• _EXERCISE DESCRIPTION_
What lines below contain the string "LAN側設定"? List them all.

Interface dataset entries
----

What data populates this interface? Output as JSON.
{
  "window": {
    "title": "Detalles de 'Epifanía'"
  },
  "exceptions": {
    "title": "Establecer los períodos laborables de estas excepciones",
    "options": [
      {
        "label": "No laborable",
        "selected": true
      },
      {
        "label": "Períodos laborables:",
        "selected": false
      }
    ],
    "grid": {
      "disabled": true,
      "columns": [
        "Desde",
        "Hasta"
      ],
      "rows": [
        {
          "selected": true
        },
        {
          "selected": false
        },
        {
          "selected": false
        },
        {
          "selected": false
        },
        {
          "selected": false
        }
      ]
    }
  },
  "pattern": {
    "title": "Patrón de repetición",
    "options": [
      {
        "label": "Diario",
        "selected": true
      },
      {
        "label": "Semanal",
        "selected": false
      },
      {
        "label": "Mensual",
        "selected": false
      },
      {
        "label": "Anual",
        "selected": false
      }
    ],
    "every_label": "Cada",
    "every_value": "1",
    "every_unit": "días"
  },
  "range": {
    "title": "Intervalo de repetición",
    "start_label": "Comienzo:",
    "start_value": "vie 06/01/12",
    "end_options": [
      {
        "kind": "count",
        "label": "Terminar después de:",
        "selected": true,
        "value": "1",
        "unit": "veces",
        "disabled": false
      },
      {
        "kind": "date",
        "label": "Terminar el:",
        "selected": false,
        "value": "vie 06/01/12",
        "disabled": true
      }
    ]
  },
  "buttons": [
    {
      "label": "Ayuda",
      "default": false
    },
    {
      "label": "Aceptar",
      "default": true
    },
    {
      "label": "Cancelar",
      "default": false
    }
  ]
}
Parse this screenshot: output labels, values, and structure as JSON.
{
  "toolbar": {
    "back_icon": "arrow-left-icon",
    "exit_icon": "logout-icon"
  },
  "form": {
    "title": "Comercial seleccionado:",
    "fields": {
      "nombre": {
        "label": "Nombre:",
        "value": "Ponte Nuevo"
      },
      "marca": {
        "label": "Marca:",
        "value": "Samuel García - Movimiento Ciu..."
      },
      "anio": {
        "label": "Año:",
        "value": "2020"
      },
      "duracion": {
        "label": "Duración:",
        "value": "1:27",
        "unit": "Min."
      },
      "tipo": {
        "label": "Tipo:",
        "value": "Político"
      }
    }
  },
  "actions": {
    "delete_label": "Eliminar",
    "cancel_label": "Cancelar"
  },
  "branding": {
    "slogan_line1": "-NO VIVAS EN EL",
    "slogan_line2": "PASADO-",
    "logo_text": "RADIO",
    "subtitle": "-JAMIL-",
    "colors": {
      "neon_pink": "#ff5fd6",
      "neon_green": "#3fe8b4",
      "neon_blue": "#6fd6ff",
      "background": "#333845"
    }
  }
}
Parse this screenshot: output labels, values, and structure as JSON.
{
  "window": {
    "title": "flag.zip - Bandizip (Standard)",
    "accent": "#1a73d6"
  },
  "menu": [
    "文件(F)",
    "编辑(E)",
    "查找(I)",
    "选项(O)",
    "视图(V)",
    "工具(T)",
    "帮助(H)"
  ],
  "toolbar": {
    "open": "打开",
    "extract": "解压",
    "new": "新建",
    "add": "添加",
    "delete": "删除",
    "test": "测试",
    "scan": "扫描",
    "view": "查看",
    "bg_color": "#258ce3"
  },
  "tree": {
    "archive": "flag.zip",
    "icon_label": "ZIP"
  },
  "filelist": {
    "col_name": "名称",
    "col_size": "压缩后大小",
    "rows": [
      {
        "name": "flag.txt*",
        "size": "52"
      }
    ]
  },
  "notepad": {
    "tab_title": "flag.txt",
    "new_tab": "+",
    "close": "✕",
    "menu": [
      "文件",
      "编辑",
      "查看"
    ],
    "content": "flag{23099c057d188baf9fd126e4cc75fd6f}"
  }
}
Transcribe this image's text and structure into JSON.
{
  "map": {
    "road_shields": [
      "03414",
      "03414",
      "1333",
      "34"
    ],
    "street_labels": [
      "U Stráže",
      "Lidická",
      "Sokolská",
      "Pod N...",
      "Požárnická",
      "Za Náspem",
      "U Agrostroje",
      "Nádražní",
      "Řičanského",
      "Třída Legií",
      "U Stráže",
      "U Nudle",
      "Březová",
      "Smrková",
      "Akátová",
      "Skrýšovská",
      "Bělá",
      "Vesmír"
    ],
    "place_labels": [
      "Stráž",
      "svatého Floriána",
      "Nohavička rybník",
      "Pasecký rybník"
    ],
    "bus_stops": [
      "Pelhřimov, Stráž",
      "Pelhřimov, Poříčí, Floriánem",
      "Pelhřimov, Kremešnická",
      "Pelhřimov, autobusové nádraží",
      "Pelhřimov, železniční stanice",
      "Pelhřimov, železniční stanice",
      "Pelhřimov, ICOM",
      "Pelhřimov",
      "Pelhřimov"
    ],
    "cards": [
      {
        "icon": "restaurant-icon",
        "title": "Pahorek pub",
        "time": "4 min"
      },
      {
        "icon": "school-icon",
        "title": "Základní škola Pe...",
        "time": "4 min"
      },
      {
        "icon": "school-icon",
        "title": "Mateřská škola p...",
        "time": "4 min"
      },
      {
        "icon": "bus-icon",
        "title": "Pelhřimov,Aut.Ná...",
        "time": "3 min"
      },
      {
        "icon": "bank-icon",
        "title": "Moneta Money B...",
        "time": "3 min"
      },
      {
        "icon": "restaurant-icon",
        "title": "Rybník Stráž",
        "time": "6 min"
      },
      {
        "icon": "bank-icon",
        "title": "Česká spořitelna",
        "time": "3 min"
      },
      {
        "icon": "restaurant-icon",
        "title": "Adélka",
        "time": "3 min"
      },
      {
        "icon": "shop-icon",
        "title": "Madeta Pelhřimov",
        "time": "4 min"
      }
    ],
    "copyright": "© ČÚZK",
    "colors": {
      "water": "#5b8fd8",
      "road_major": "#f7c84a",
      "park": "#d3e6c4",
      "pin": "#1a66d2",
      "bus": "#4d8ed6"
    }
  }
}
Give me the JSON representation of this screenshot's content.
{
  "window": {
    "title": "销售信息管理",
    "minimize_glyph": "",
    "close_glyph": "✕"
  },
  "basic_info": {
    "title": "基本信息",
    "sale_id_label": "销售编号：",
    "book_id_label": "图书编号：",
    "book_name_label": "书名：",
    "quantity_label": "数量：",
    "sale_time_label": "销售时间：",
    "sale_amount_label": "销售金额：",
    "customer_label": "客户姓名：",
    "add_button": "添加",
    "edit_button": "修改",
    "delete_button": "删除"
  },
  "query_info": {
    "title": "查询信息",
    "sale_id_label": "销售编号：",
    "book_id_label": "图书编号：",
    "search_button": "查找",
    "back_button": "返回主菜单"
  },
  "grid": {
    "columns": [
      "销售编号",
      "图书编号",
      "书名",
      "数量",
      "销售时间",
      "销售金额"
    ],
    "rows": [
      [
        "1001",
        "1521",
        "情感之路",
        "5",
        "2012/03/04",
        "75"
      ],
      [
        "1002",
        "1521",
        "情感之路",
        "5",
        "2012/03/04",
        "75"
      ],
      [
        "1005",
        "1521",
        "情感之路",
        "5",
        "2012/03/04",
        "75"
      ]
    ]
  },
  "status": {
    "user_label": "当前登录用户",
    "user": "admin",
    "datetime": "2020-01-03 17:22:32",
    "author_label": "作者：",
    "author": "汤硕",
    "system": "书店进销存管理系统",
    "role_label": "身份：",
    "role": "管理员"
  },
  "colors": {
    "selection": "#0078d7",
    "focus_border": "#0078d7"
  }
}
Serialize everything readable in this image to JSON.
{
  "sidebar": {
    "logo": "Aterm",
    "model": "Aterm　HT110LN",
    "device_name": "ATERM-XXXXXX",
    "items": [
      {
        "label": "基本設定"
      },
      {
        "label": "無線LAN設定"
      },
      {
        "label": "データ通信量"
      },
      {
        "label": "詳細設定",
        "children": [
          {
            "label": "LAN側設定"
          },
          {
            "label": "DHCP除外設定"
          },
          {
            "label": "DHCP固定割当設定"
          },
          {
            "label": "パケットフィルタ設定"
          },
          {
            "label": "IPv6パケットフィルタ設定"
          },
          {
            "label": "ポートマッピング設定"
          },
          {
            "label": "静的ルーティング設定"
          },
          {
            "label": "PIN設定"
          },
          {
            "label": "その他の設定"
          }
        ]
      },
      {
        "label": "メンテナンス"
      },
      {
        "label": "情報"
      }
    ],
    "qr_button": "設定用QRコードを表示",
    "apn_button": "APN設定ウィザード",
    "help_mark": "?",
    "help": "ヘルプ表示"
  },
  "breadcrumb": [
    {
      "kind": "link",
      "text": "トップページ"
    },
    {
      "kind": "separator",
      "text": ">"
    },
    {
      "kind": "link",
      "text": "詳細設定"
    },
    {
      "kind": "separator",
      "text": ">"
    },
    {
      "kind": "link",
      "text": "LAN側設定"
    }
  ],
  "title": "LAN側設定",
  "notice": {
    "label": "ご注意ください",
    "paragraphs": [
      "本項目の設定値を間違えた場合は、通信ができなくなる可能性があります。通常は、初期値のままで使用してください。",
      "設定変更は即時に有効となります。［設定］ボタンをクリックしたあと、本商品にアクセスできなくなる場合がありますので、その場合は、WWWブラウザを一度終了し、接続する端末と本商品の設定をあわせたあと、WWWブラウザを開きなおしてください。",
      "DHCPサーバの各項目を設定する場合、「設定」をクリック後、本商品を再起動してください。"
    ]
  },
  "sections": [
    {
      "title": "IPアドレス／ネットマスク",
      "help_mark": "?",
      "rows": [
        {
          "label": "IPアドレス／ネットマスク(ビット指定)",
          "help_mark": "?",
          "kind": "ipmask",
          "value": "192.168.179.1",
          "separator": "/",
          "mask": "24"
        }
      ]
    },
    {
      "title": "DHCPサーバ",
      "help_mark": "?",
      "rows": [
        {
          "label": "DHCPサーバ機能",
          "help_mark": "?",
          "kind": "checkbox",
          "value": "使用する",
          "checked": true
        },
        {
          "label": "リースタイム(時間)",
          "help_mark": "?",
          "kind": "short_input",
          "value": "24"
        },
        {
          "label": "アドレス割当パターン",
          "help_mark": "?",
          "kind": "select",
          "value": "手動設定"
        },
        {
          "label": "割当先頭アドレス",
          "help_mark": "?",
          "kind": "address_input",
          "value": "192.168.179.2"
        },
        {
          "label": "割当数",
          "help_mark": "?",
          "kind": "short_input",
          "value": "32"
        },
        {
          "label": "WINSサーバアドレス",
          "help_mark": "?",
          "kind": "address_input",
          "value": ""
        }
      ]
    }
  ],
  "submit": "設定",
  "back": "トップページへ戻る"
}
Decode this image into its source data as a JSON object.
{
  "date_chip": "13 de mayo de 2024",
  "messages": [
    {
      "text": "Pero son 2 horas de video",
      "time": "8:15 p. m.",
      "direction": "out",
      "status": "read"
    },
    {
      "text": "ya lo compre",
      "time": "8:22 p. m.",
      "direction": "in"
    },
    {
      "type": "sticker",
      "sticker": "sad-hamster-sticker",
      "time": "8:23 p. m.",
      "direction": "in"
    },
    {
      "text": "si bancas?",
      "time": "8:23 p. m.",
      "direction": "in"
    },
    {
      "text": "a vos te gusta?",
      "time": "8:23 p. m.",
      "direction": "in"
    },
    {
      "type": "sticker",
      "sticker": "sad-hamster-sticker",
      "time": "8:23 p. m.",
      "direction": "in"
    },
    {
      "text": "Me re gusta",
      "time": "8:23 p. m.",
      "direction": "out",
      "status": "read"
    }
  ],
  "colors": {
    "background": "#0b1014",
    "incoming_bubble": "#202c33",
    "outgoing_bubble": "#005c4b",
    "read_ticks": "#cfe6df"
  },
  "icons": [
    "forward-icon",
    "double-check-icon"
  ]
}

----

• _RESPONSE BOX_
            "label": "LAN側設定"
      "text": "LAN側設定"
  "title": "LAN側設定",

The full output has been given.